Exercise input =
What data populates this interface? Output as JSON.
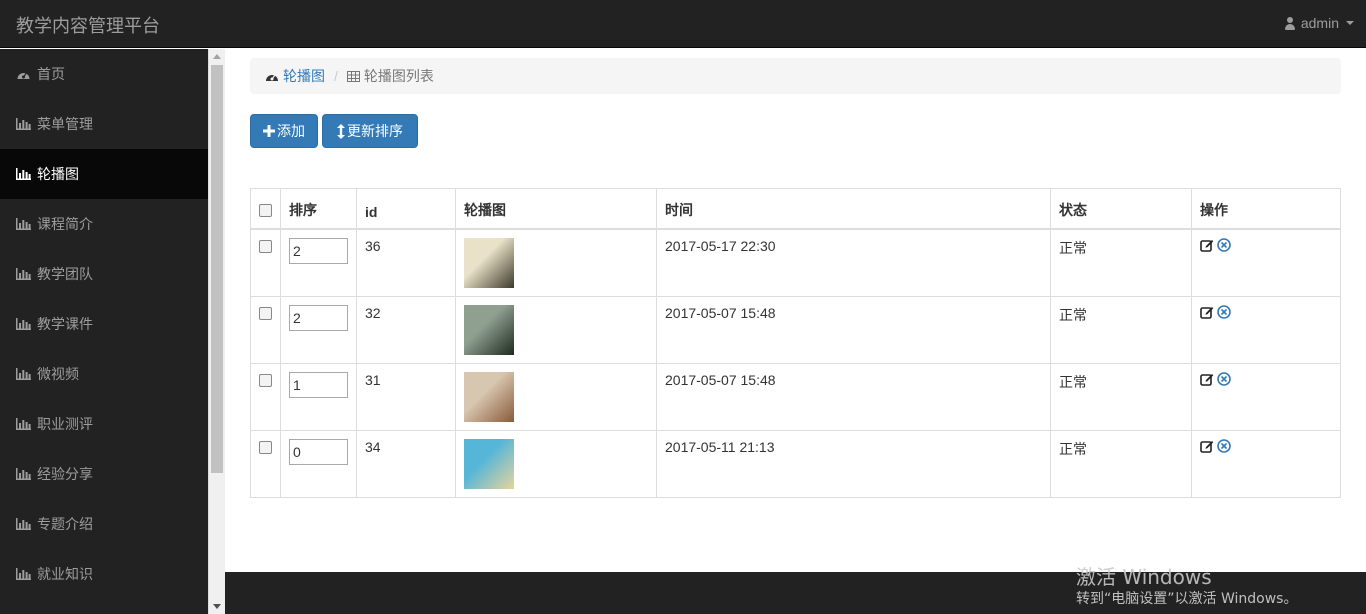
{
  "app": {
    "title": "教学内容管理平台",
    "user": "admin"
  },
  "sidebar": {
    "items": [
      {
        "label": "首页",
        "icon": "dashboard-icon",
        "active": false
      },
      {
        "label": "菜单管理",
        "icon": "bar-chart-icon",
        "active": false
      },
      {
        "label": "轮播图",
        "icon": "bar-chart-icon",
        "active": true
      },
      {
        "label": "课程简介",
        "icon": "bar-chart-icon",
        "active": false
      },
      {
        "label": "教学团队",
        "icon": "bar-chart-icon",
        "active": false
      },
      {
        "label": "教学课件",
        "icon": "bar-chart-icon",
        "active": false
      },
      {
        "label": "微视频",
        "icon": "bar-chart-icon",
        "active": false
      },
      {
        "label": "职业测评",
        "icon": "bar-chart-icon",
        "active": false
      },
      {
        "label": "经验分享",
        "icon": "bar-chart-icon",
        "active": false
      },
      {
        "label": "专题介绍",
        "icon": "bar-chart-icon",
        "active": false
      },
      {
        "label": "就业知识",
        "icon": "bar-chart-icon",
        "active": false
      }
    ]
  },
  "breadcrumb": {
    "link": "轮播图",
    "current": "轮播图列表"
  },
  "toolbar": {
    "add_label": "添加",
    "sort_label": "更新排序"
  },
  "table": {
    "headers": [
      "",
      "排序",
      "id",
      "轮播图",
      "时间",
      "状态",
      "操作"
    ],
    "rows": [
      {
        "order": "2",
        "id": "36",
        "time": "2017-05-17 22:30",
        "status": "正常",
        "thumb_colors": [
          "#e9e1c8",
          "#3c3a2c"
        ]
      },
      {
        "order": "2",
        "id": "32",
        "time": "2017-05-07 15:48",
        "status": "正常",
        "thumb_colors": [
          "#8fa090",
          "#1e2a1e"
        ]
      },
      {
        "order": "1",
        "id": "31",
        "time": "2017-05-07 15:48",
        "status": "正常",
        "thumb_colors": [
          "#d8c7b0",
          "#8a5a3a"
        ]
      },
      {
        "order": "0",
        "id": "34",
        "time": "2017-05-11 21:13",
        "status": "正常",
        "thumb_colors": [
          "#56b6d8",
          "#e6d59a"
        ]
      }
    ]
  },
  "watermark": {
    "line1": "激活 Windows",
    "line2": "转到“电脑设置”以激活 Windows。"
  },
  "colors": {
    "primary": "#337ab7",
    "nav_bg": "#222222",
    "active_bg": "#080808"
  }
}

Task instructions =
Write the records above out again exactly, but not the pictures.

Written answer =
What data populates this interface? Output as JSON.
{
  "app": {
    "title": "教学内容管理平台",
    "user": "admin"
  },
  "sidebar": {
    "items": [
      {
        "label": "首页",
        "icon": "dashboard-icon",
        "active": false
      },
      {
        "label": "菜单管理",
        "icon": "bar-chart-icon",
        "active": false
      },
      {
        "label": "轮播图",
        "icon": "bar-chart-icon",
        "active": true
      },
      {
        "label": "课程简介",
        "icon": "bar-chart-icon",
        "active": false
      },
      {
        "label": "教学团队",
        "icon": "bar-chart-icon",
        "active": false
      },
      {
        "label": "教学课件",
        "icon": "bar-chart-icon",
        "active": false
      },
      {
        "label": "微视频",
        "icon": "bar-chart-icon",
        "active": false
      },
      {
        "label": "职业测评",
        "icon": "bar-chart-icon",
        "active": false
      },
      {
        "label": "经验分享",
        "icon": "bar-chart-icon",
        "active": false
      },
      {
        "label": "专题介绍",
        "icon": "bar-chart-icon",
        "active": false
      },
      {
        "label": "就业知识",
        "icon": "bar-chart-icon",
        "active": false
      }
    ]
  },
  "breadcrumb": {
    "link": "轮播图",
    "current": "轮播图列表"
  },
  "toolbar": {
    "add_label": "添加",
    "sort_label": "更新排序"
  },
  "table": {
    "headers": [
      "",
      "排序",
      "id",
      "轮播图",
      "时间",
      "状态",
      "操作"
    ],
    "rows": [
      {
        "order": "2",
        "id": "36",
        "time": "2017-05-17 22:30",
        "status": "正常",
        "thumb_colors": [
          "#e9e1c8",
          "#3c3a2c"
        ]
      },
      {
        "order": "2",
        "id": "32",
        "time": "2017-05-07 15:48",
        "status": "正常",
        "thumb_colors": [
          "#8fa090",
          "#1e2a1e"
        ]
      },
      {
        "order": "1",
        "id": "31",
        "time": "2017-05-07 15:48",
        "status": "正常",
        "thumb_colors": [
          "#d8c7b0",
          "#8a5a3a"
        ]
      },
      {
        "order": "0",
        "id": "34",
        "time": "2017-05-11 21:13",
        "status": "正常",
        "thumb_colors": [
          "#56b6d8",
          "#e6d59a"
        ]
      }
    ]
  },
  "watermark": {
    "line1": "激活 Windows",
    "line2": "转到“电脑设置”以激活 Windows。"
  },
  "colors": {
    "primary": "#337ab7",
    "nav_bg": "#222222",
    "active_bg": "#080808"
  }
}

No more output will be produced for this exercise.